An analysis by Sterling et al. [
] found that a DOTS-Plus strategy using DST and second-line drugs over a 10-y time period had an incremental cost-effectiveness ratio of $68,860 per averted death compared to a DOTS strategy using first-line drugs only, suggesting that it would be relatively expensive for low- to middle-income countries. However, the study used estimates of the effectiveness of second-line therapy that are lower than current data suggest [
] and assumed that TB incidence and the fraction of MDR TB among new cases would not decline in response to treatment.
Suarez et al. [
] found that the use of second-line drugs in patients failing other therapies had an incremental cost-effectiveness ratio of about $200–$700 per DALY averted (year 2000 US dollars). Our dynamic transmission modeling results corroborate the finding of Suarez et al. [
] that second-line therapy for MDR TB patients is highly cost-effective in Peru.
Like Sterling et al. [
] and Suarez et al. [
], our study suggests that DOTS-Plus is both more effective and more costly than DOTS. Therefore, if DOTS has not been fully implemented and can be expanded within the available infrastructure, it would be more efficient to expand DOTS coverage than to initiate DOTS-Plus. Similarly, an implementation of DOTS-Plus that uses non-surplus resources from an existing DOTS program would also be inefficient. Nevertheless, our results also show that fully implementing DOTS and initiating DOTS-Plus would be a reasonable use of resources in many settings.
We quantified the marginal gains of relatively more aggressive strategies to control MDR TB and found that the relatively high cost of second-line therapy (as compared to first-line therapy) should not be perceived as a barrier to implementation of DOTS-Plus programs. We did not account for start-up costs (e.g., laboratory capacity) required for DST. However, in lower-middle-income countries such as Peru, with about 2,900 MDR TB cases each year [
], even if a lump sum of $5.5 million for start-up costs were added in the first time period to the costs of ITR1, that strategy would still have a cost per QALY less than the per capita GDP.

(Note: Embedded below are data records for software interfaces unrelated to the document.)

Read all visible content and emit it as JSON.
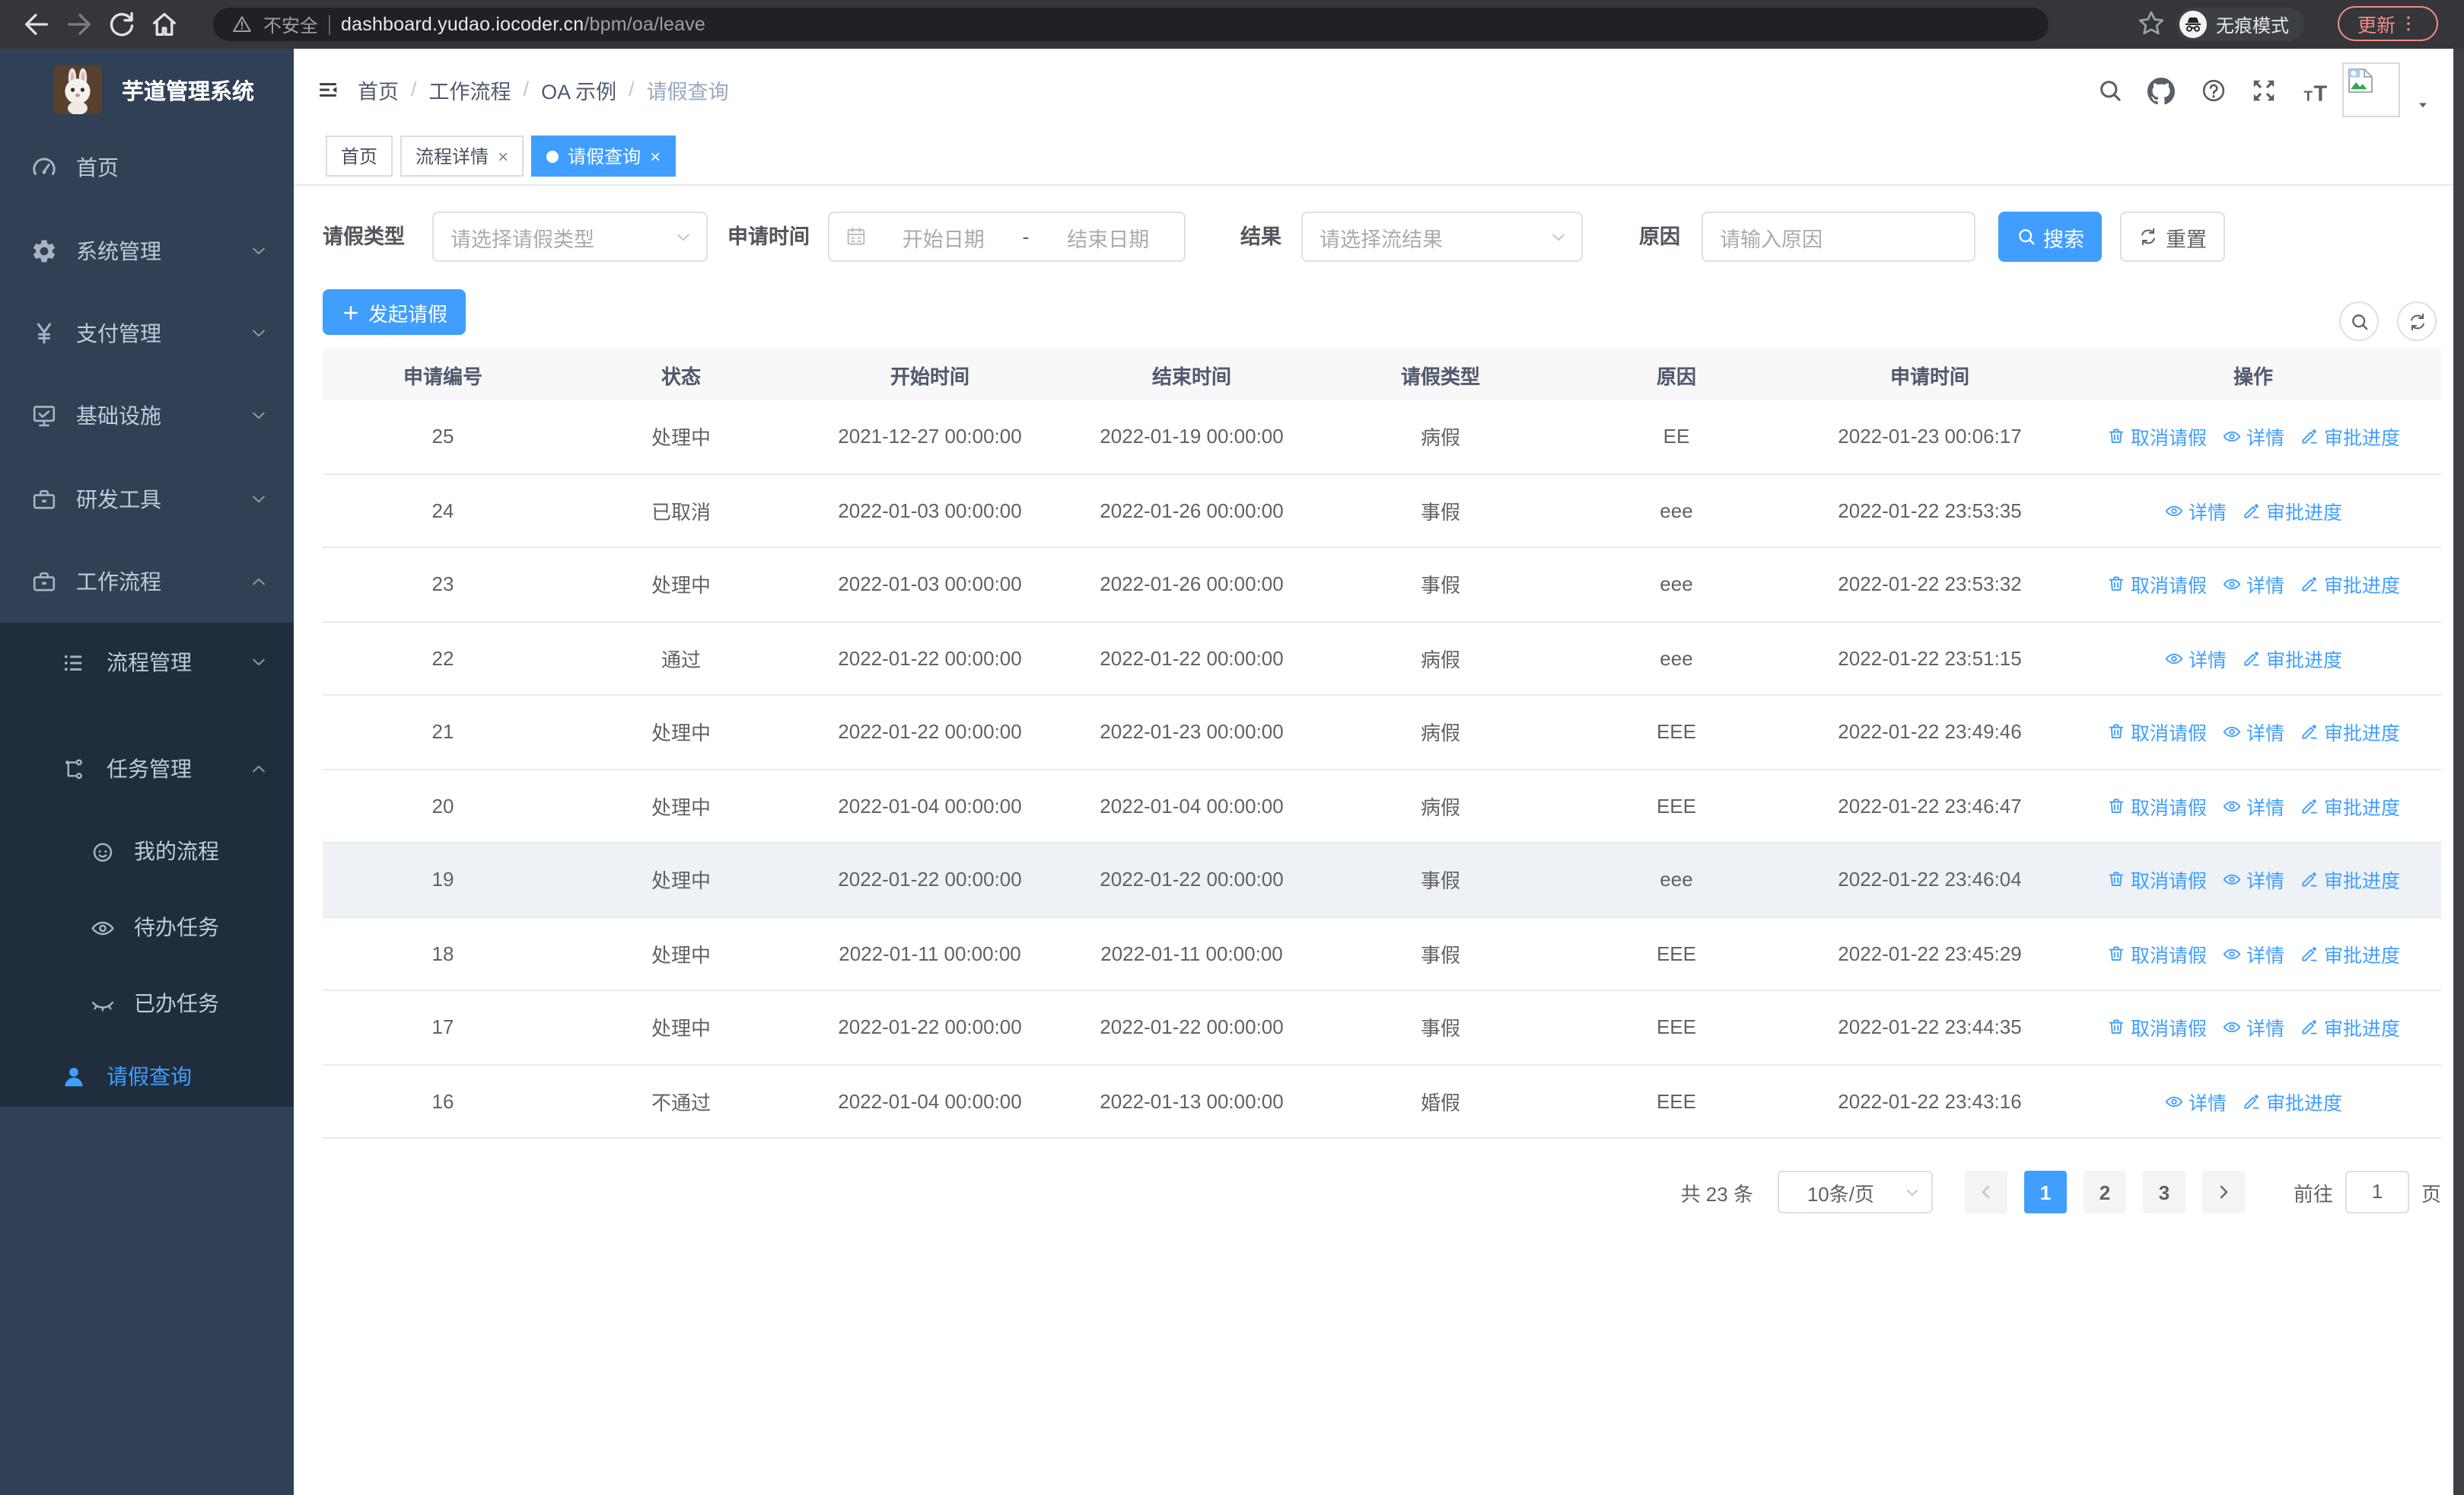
{
  "colors": {
    "accent": "#409eff",
    "update": "#f28b82",
    "sidebar_bg": "#304156",
    "submenu_bg": "#1f2d3d",
    "chrome_bg": "#35363a",
    "omnibox_bg": "#202124"
  },
  "browser": {
    "security_label": "不安全",
    "url_host": "dashboard.yudao.iocoder.cn",
    "url_path": "/bpm/oa/leave",
    "incognito_label": "无痕模式",
    "update_label": "更新"
  },
  "icons": {
    "back": "arrow-left",
    "forward": "arrow-right",
    "reload": "circular-arrow",
    "home": "house",
    "warning": "triangle-!",
    "star": "bookmark-star",
    "incognito": "hat-glasses",
    "menu": "3-dots",
    "logo": "rabbit-photo",
    "search": "magnifier",
    "github": "octocat",
    "help": "?-circle",
    "fullscreen": "4-arrows",
    "font-size": "tT",
    "avatar": "broken-image",
    "calendar": "calendar",
    "cancel": "trash",
    "detail": "eye",
    "progress": "pencil",
    "reset": "circular-arrows",
    "plus": "+"
  },
  "sidebar": {
    "app_title": "芋道管理系统",
    "items": [
      {
        "label": "首页",
        "icon": "gauge",
        "chevron": "none"
      },
      {
        "label": "系统管理",
        "icon": "gear",
        "chevron": "down"
      },
      {
        "label": "支付管理",
        "icon": "yen",
        "chevron": "down"
      },
      {
        "label": "基础设施",
        "icon": "monitor",
        "chevron": "down"
      },
      {
        "label": "研发工具",
        "icon": "briefcase",
        "chevron": "down"
      },
      {
        "label": "工作流程",
        "icon": "briefcase",
        "chevron": "up"
      }
    ],
    "submenu": [
      {
        "label": "流程管理",
        "icon": "listdots",
        "level": 2,
        "chevron": "down",
        "active": false
      },
      {
        "label": "任务管理",
        "icon": "flow",
        "level": 2,
        "chevron": "up",
        "active": false
      },
      {
        "label": "我的流程",
        "icon": "face",
        "level": 3,
        "chevron": "none",
        "active": false
      },
      {
        "label": "待办任务",
        "icon": "eye",
        "level": 3,
        "chevron": "none",
        "active": false
      },
      {
        "label": "已办任务",
        "icon": "eyeclosed",
        "level": 3,
        "chevron": "none",
        "active": false
      },
      {
        "label": "请假查询",
        "icon": "person",
        "level": 2,
        "chevron": "none",
        "active": true
      }
    ]
  },
  "header": {
    "breadcrumb": [
      "首页",
      "工作流程",
      "OA 示例",
      "请假查询"
    ]
  },
  "tabs": [
    {
      "label": "首页",
      "closable": false,
      "active": false
    },
    {
      "label": "流程详情",
      "closable": true,
      "active": false
    },
    {
      "label": "请假查询",
      "closable": true,
      "active": true
    }
  ],
  "filters": {
    "leave_type_label": "请假类型",
    "leave_type_placeholder": "请选择请假类型",
    "apply_time_label": "申请时间",
    "start_date_placeholder": "开始日期",
    "date_separator": "-",
    "end_date_placeholder": "结束日期",
    "result_label": "结果",
    "result_placeholder": "请选择流结果",
    "reason_label": "原因",
    "reason_placeholder": "请输入原因",
    "search_button": "搜索",
    "reset_button": "重置"
  },
  "toolbar": {
    "create_button": "发起请假"
  },
  "table": {
    "columns": [
      "申请编号",
      "状态",
      "开始时间",
      "结束时间",
      "请假类型",
      "原因",
      "申请时间",
      "操作"
    ],
    "action_labels": {
      "cancel": "取消请假",
      "detail": "详情",
      "progress": "审批进度"
    },
    "rows": [
      {
        "id": "25",
        "status": "处理中",
        "start": "2021-12-27 00:00:00",
        "end": "2022-01-19 00:00:00",
        "type": "病假",
        "reason": "EE",
        "applied": "2022-01-23 00:06:17",
        "actions": [
          "cancel",
          "detail",
          "progress"
        ],
        "highlight": false
      },
      {
        "id": "24",
        "status": "已取消",
        "start": "2022-01-03 00:00:00",
        "end": "2022-01-26 00:00:00",
        "type": "事假",
        "reason": "eee",
        "applied": "2022-01-22 23:53:35",
        "actions": [
          "detail",
          "progress"
        ],
        "highlight": false
      },
      {
        "id": "23",
        "status": "处理中",
        "start": "2022-01-03 00:00:00",
        "end": "2022-01-26 00:00:00",
        "type": "事假",
        "reason": "eee",
        "applied": "2022-01-22 23:53:32",
        "actions": [
          "cancel",
          "detail",
          "progress"
        ],
        "highlight": false
      },
      {
        "id": "22",
        "status": "通过",
        "start": "2022-01-22 00:00:00",
        "end": "2022-01-22 00:00:00",
        "type": "病假",
        "reason": "eee",
        "applied": "2022-01-22 23:51:15",
        "actions": [
          "detail",
          "progress"
        ],
        "highlight": false
      },
      {
        "id": "21",
        "status": "处理中",
        "start": "2022-01-22 00:00:00",
        "end": "2022-01-23 00:00:00",
        "type": "病假",
        "reason": "EEE",
        "applied": "2022-01-22 23:49:46",
        "actions": [
          "cancel",
          "detail",
          "progress"
        ],
        "highlight": false
      },
      {
        "id": "20",
        "status": "处理中",
        "start": "2022-01-04 00:00:00",
        "end": "2022-01-04 00:00:00",
        "type": "病假",
        "reason": "EEE",
        "applied": "2022-01-22 23:46:47",
        "actions": [
          "cancel",
          "detail",
          "progress"
        ],
        "highlight": false
      },
      {
        "id": "19",
        "status": "处理中",
        "start": "2022-01-22 00:00:00",
        "end": "2022-01-22 00:00:00",
        "type": "事假",
        "reason": "eee",
        "applied": "2022-01-22 23:46:04",
        "actions": [
          "cancel",
          "detail",
          "progress"
        ],
        "highlight": true
      },
      {
        "id": "18",
        "status": "处理中",
        "start": "2022-01-11 00:00:00",
        "end": "2022-01-11 00:00:00",
        "type": "事假",
        "reason": "EEE",
        "applied": "2022-01-22 23:45:29",
        "actions": [
          "cancel",
          "detail",
          "progress"
        ],
        "highlight": false
      },
      {
        "id": "17",
        "status": "处理中",
        "start": "2022-01-22 00:00:00",
        "end": "2022-01-22 00:00:00",
        "type": "事假",
        "reason": "EEE",
        "applied": "2022-01-22 23:44:35",
        "actions": [
          "cancel",
          "detail",
          "progress"
        ],
        "highlight": false
      },
      {
        "id": "16",
        "status": "不通过",
        "start": "2022-01-04 00:00:00",
        "end": "2022-01-13 00:00:00",
        "type": "婚假",
        "reason": "EEE",
        "applied": "2022-01-22 23:43:16",
        "actions": [
          "detail",
          "progress"
        ],
        "highlight": false
      }
    ]
  },
  "pagination": {
    "total": "共 23 条",
    "page_size": "10条/页",
    "pages": [
      "1",
      "2",
      "3"
    ],
    "active_page": "1",
    "goto_label": "前往",
    "goto_value": "1",
    "page_label": "页"
  }
}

We found that standardized regimens could be cost-effective when a test for MDR TB is used before enrolling previously treated patients into second-line therapy, suggesting the possible utility of an inexpensive rapid test for MDR such as the Greiss method [
]. We also found that comprehensive DST for previously treated patients followed by individualized treatment for MDR TB cases will likely be cost-effective in a variety of settings, even in countries with severely constrained resources. Furthermore, immediate DST for all detected TB cases and individualized second-line treatment for MDR TB may be cost-effective in middle-income countries with high levels of MDR TB.
The feasibility of delivering effective individualized TB care has been demonstrated in Peru and other countries. Our study finds that the strategy of testing previously treated cases with DST and treating MDR TB with individualized regimens would be cost-effective in Peru under a wide range of alternative assumptions about treatment costs, effectiveness, MDR TB prevalence, and transmission, including a range of assumptions regarding the relative performance of a similar strategy based on standardized regimens. Our study contributes to a growing body of evidence that indicates that national TB programs and nongovernmental organizations should move quickly to implement DOTS-Plus in settings where multiple drug resistance is prevalent.